A LONDON-BASED law firm is calling for farmers to join a 2bn legal action against the government over the alleged mis-handling of the foot-and-mouth crisis.
The firm, Class Law, said it believed it had secured a professional backer that will allow it to represent anyone who lost income because of the crisis on a no-win, no-fee basis.
Class Law partner Stephen Alexander explained the basis of the case to farmers weekly.
“Our case against the government focuses on the crucial delay between the discovery of the disease at an abattoir in Essex and the halting of animal movements,” Mr Alexander said.
“The delay allowed the disease to spread by a huge factor – there is no question of that. The rest of the EU shut movements down immediately but the UK delayed its ban.
“Areas of the country were affected that, if the government had taken decisive action earlier, would never have had to suffer the trauma of the disease,” said Mr Alexander.
“We now need [farmers weekly] readers to come forward so that we can take this case forward,” he said.
The action might include anyone who lost income including pubs, guest houses and shops. “But probably the strongest cases though are farmers,” said Mr Alexander.
“Those farmers who were shut down under Form D movement restrictions and didn”t receive a penny are most notable. We need to hear from as many as possible to help me help them.”

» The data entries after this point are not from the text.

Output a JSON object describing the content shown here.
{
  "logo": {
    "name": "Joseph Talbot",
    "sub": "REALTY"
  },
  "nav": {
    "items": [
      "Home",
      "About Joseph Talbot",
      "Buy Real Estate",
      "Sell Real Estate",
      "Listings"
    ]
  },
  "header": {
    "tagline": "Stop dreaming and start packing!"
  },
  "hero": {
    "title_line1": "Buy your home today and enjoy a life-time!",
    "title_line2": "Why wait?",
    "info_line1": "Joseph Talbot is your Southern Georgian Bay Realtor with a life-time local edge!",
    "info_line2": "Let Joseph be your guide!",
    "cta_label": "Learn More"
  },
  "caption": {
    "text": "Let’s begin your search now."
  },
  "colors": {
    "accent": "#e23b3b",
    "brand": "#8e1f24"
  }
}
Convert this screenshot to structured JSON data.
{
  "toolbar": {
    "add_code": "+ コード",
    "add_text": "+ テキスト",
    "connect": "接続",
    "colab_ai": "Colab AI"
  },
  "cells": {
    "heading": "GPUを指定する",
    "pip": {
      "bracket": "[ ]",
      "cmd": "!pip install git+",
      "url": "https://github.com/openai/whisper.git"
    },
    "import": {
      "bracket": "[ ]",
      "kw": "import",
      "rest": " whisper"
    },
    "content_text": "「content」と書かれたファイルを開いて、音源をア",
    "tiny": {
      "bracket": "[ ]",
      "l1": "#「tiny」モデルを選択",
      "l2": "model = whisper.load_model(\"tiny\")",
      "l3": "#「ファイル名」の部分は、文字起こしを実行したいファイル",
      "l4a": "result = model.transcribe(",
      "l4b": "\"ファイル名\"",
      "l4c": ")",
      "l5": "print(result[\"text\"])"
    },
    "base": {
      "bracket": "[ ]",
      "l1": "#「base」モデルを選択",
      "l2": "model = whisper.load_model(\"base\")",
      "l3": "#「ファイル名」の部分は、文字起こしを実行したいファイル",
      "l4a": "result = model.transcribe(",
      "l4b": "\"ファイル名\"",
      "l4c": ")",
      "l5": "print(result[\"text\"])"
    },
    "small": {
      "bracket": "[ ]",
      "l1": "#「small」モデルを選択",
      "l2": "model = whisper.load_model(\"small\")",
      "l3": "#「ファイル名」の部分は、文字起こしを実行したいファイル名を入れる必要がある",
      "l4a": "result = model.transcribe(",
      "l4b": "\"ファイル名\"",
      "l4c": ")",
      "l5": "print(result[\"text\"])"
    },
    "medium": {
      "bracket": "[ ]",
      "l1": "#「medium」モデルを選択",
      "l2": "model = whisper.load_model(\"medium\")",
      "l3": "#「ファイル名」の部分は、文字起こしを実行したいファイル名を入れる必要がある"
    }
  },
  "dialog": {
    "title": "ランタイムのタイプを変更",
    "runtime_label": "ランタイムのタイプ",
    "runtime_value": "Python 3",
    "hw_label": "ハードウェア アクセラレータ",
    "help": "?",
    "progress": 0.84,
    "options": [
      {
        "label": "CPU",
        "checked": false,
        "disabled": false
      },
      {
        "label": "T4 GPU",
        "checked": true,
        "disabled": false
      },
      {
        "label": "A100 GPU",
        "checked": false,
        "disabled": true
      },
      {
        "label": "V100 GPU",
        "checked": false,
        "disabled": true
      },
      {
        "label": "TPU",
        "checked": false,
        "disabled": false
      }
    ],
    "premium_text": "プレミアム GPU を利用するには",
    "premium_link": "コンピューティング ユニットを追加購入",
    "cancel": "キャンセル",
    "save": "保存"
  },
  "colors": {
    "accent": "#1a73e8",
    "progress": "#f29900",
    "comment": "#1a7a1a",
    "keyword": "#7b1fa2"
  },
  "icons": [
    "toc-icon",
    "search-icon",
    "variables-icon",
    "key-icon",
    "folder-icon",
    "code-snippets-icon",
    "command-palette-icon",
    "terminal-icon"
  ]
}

But the reaction to the planned legal proceedings from farmers was mixed.
Ifor Humphreys” Montgomeryshire beef and sheep farm was shut down under a Form D restriction for five months.
“We incurred losses and we could put figures on those for a court case. We had tremendous difficulty,” said Mr Humphreys, who was NFU Cymru county chairman during the crisis.
“The countryside was effectively shut down.”
But despite the hardship and financial losses Mr Humphreys said he was reluctant to join a legal action.
“Going back over all this and taking on the government is a big step. Personally I”m wary of it all. But I wish them all the best.”
In contrast Devon farmer Denny Hooper, of Glebe Farm, Folly Gate, Devon, said he would consider joining the action because he had lost thousands of pounds when under movement restrictions.
“I think the government should be made to know that they were wrong – they handled it terribly.”